Heroes /// 1973 BMW 3.0 CSL 'Batmobile'.
The Machine /// 1973 BMW 3.0 CSL ‘Batmobile’.
One of the most famous and revered touring car racers in history, the BMW 3.0 CSL propelled BMW to the forefront of global motor racing. Known affectionately as the ‘Batmobile’ for its outlandish aerodynamics, it was the first racing project of BMW M GmbH.
Based on the E9 saloon, the road-going CSL was a homologation special in the purest sense. The ‘L’ stood for ‘light’, with reduced weight the core of the car’s ethos. The body was made of thinner steel, aluminium panels were used and Perspex replaced glass in the side windows. The car came with a spectacular rear wing, but it was delivered in the boot; spoilers were illegal on German roads.
Hans Stuck attacks the Nürburgring. In the mid 1970s, there were few better weapons than the 3.0 CSL.
On track, the Batmobile was a huge success.

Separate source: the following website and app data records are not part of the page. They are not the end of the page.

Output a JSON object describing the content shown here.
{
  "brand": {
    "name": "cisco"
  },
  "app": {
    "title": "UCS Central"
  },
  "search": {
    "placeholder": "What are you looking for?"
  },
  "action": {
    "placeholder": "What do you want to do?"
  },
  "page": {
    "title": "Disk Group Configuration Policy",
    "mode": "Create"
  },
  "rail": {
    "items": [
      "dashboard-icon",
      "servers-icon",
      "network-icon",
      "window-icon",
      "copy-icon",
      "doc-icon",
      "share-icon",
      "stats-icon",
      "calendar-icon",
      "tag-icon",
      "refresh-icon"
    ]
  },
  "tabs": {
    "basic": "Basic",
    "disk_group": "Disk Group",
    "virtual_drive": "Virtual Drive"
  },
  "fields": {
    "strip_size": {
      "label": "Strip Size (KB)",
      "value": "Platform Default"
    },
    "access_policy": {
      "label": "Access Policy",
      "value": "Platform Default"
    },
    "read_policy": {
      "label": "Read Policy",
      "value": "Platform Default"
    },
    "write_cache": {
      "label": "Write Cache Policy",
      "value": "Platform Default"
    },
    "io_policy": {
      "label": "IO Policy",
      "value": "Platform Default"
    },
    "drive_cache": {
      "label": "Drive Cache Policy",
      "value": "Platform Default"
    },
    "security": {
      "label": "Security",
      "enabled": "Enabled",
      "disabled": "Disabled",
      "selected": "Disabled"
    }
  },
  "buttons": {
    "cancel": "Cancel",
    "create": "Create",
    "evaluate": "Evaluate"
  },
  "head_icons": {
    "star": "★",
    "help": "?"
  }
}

With a 3.15 litre engine, fins along the wheel arches, a huge front air dam and that famous spoiler, it was a brutally effective machine. Amongst its honours are victories at the 24 Hours of Daytona, in class at the 24 Hours of Le Mans, and the 1973, ’75, ’76, ’77, ’78 and ’79 European Touring Car titles. Perhaps most importantly of all, though, was its key role in building the motorsport legacy BMWs today all benefit from.
The Moment /// Establishment of BMW Motorsport GmbH, 1972.
Though BMW had been involved in motor racing activities pre-1972, the formation of an official Motorsport division on May 1st 1972 was a turning point for the company. The brand’s sports heritage grew and grew. At the end of the decade, the success on track with the 3.0 CSL, 2002 Turbo and as an engine supplier in Formula 2 was brought to the road with first fully-fledged M car; the M1. It was in the seventies that the famous stripes made their debut, too. With the white and blue of Bavaria matched to red – in deference to a sponsorship deal that eventually didn’t come to fruition – through violet, the brand image was cemented for generations to come.
The Maestro /// Jochen Neerpasch.
Jochen Neerpasch came to BMW in 1972 as an ex-driver turned manager with one aim; success. Neerpasch, as the first CEO of BMW M GmbH – then known as BMW Motorsport GmbH – took BMW’s participation in motorsport to the top level with the 3.0 CSL. Neerpasch wasn’t done there; he spearheaded the creation of the BMW Junior Team – celebrating its 30th year in 2017 – and the iconic BMW M1, too.